**PROBLEM REQUIREMENTS:**
Please say how many lines in the material include the string "accent", and nothing else.

**PROVIDED RECORDS:**
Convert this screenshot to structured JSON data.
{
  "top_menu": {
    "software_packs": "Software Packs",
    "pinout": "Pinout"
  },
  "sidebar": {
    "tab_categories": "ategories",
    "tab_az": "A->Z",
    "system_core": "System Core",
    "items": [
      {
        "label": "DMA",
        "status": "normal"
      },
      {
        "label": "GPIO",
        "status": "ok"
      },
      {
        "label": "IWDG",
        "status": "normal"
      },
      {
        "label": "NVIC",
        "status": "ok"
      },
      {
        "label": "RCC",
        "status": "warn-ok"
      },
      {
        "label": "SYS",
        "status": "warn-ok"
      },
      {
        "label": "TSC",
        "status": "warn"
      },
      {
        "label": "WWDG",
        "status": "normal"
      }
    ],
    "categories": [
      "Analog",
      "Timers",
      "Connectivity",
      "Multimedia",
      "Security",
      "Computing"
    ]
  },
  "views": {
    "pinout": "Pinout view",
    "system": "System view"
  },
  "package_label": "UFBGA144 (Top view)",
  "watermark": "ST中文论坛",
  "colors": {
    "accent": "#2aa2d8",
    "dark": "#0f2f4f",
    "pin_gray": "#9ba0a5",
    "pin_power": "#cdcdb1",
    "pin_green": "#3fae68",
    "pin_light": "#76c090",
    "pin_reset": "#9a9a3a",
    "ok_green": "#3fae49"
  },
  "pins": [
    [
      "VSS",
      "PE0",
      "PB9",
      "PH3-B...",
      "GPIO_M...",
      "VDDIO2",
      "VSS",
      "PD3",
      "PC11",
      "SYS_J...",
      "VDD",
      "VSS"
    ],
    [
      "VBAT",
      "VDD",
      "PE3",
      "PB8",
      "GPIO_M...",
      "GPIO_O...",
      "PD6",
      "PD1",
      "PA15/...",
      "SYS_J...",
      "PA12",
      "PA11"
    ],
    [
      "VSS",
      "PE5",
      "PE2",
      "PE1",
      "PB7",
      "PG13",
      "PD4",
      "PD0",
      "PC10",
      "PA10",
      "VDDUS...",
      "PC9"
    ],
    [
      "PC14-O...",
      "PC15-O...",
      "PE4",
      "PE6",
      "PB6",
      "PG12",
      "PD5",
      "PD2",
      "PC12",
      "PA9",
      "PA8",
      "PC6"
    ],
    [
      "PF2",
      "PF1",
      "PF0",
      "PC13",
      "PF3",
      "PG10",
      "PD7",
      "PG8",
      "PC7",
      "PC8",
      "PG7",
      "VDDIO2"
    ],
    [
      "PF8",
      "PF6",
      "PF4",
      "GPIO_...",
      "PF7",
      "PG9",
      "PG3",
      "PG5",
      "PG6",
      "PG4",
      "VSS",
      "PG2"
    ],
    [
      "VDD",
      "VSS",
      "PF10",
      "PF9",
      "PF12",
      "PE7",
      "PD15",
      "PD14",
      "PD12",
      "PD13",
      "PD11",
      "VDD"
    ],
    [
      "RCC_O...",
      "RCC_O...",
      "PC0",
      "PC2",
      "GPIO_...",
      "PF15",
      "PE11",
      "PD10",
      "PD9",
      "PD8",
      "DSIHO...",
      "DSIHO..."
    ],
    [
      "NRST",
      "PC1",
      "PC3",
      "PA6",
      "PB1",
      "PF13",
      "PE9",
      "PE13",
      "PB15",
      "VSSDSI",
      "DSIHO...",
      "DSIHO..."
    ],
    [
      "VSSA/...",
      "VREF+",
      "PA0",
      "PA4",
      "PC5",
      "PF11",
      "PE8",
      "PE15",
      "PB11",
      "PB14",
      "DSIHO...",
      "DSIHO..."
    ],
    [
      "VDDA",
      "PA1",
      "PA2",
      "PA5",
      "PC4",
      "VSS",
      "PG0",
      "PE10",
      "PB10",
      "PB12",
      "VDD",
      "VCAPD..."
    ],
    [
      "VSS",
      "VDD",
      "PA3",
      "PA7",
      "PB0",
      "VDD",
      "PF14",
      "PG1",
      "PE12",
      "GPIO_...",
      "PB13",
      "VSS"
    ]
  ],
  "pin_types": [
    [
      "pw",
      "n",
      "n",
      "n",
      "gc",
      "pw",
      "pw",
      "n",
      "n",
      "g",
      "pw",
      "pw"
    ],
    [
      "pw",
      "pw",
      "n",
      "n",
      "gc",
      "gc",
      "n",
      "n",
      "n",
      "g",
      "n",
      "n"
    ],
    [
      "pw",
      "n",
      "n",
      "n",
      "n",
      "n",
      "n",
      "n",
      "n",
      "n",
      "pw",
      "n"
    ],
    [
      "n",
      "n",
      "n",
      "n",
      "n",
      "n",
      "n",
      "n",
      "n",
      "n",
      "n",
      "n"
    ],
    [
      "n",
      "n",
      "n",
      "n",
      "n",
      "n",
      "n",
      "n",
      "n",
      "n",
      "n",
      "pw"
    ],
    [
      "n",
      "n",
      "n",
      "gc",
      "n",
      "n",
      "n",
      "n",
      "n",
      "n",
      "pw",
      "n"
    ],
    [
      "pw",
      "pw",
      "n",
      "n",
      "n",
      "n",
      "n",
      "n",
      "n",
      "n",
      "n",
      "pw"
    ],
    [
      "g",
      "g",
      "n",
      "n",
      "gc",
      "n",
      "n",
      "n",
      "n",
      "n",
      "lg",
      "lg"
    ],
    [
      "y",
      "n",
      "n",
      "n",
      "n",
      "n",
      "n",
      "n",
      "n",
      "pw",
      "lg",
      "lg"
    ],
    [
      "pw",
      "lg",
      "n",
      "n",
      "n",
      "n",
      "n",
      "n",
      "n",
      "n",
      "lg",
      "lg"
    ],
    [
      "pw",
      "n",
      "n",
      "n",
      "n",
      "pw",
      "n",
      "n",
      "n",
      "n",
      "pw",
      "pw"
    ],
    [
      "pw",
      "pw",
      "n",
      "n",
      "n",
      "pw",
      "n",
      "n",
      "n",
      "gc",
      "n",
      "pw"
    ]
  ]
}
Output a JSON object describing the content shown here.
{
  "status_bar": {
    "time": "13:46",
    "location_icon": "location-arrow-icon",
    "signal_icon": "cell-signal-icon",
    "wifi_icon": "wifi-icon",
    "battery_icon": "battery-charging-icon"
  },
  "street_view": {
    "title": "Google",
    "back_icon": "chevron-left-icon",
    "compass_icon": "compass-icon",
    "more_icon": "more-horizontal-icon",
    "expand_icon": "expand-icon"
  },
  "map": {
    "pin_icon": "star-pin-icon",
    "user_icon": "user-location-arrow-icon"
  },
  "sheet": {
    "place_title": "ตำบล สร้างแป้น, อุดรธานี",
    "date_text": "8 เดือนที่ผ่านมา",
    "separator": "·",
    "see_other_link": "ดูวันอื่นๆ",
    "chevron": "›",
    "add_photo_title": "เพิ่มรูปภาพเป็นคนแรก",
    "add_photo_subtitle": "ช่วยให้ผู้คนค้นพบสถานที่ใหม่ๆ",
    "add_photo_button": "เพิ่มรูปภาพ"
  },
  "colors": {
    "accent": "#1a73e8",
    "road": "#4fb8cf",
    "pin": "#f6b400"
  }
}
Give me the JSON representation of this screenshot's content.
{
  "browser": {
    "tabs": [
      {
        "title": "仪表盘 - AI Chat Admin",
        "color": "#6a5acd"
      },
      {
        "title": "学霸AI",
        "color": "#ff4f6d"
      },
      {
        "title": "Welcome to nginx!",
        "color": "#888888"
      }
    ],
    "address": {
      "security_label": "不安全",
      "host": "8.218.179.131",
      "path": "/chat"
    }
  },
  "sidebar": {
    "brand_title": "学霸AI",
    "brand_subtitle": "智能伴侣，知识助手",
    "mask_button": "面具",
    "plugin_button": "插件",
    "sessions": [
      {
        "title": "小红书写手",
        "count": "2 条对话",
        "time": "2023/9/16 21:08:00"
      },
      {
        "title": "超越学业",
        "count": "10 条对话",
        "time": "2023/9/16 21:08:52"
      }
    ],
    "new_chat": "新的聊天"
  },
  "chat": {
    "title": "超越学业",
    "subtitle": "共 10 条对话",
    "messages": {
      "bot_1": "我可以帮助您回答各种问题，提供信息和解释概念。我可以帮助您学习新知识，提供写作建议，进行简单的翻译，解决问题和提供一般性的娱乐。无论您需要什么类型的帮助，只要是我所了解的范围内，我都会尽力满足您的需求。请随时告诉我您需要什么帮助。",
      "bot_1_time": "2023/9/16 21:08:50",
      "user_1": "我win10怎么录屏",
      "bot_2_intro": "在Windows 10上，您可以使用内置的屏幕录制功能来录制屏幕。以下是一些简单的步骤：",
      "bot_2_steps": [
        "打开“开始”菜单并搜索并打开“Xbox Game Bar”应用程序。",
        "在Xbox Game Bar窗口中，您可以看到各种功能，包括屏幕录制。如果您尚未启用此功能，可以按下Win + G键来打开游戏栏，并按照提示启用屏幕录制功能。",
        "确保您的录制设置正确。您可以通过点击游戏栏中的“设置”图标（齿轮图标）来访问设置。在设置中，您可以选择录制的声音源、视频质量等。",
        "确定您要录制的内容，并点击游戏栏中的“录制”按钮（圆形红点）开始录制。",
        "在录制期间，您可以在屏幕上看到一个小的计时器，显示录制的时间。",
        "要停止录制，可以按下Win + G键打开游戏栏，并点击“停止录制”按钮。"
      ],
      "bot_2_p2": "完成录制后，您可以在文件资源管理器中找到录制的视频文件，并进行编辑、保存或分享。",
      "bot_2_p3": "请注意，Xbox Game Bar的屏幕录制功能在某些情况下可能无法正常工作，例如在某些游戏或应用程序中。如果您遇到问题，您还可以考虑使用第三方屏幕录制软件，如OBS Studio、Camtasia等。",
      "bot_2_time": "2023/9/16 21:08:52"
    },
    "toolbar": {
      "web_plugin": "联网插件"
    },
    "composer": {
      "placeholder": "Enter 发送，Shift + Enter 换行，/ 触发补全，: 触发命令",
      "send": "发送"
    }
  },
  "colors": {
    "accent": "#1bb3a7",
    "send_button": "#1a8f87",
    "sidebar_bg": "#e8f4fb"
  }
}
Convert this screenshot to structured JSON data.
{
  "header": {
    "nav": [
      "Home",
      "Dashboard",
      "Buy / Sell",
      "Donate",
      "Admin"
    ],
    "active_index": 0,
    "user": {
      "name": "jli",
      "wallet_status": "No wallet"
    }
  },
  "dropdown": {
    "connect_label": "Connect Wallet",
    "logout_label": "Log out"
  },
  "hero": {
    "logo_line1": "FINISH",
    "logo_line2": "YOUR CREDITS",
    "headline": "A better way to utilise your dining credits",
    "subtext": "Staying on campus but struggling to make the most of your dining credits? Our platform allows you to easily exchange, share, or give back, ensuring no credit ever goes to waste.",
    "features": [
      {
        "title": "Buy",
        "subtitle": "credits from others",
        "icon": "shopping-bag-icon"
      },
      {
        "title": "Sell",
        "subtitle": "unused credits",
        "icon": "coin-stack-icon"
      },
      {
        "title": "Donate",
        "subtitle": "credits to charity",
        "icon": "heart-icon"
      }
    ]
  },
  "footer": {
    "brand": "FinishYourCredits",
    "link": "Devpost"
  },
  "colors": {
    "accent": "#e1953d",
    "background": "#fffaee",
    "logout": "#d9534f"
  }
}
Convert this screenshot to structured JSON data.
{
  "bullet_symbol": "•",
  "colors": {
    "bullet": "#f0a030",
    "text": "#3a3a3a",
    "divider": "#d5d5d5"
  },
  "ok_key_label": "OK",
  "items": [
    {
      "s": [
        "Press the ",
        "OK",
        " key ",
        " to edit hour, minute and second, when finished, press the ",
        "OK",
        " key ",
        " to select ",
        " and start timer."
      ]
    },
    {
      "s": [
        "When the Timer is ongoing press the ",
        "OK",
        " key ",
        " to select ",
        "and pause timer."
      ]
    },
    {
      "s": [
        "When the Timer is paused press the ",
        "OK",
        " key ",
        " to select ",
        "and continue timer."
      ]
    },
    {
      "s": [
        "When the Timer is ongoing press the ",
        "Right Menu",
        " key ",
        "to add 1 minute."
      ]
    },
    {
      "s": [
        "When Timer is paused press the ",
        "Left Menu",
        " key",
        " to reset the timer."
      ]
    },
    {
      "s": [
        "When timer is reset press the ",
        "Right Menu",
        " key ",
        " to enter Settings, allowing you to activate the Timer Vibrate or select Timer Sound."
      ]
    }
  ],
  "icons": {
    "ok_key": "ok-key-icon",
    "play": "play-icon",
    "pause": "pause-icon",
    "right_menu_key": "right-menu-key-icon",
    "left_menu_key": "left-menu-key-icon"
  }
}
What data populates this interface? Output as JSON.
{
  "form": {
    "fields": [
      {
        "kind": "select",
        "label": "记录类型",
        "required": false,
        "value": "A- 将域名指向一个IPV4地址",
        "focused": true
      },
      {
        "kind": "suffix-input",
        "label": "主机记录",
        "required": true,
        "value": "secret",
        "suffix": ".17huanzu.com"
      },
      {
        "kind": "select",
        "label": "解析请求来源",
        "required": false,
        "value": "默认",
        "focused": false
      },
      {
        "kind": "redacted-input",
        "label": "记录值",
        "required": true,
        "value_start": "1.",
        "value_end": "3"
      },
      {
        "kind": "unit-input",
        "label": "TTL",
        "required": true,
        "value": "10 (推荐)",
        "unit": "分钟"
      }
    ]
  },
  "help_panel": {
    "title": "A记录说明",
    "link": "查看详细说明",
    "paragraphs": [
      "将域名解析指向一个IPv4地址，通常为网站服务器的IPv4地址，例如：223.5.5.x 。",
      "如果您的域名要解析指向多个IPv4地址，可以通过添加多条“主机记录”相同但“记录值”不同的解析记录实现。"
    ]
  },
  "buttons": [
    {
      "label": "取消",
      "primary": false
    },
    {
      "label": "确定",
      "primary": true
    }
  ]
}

**RESULT OF THIS TASK:**
4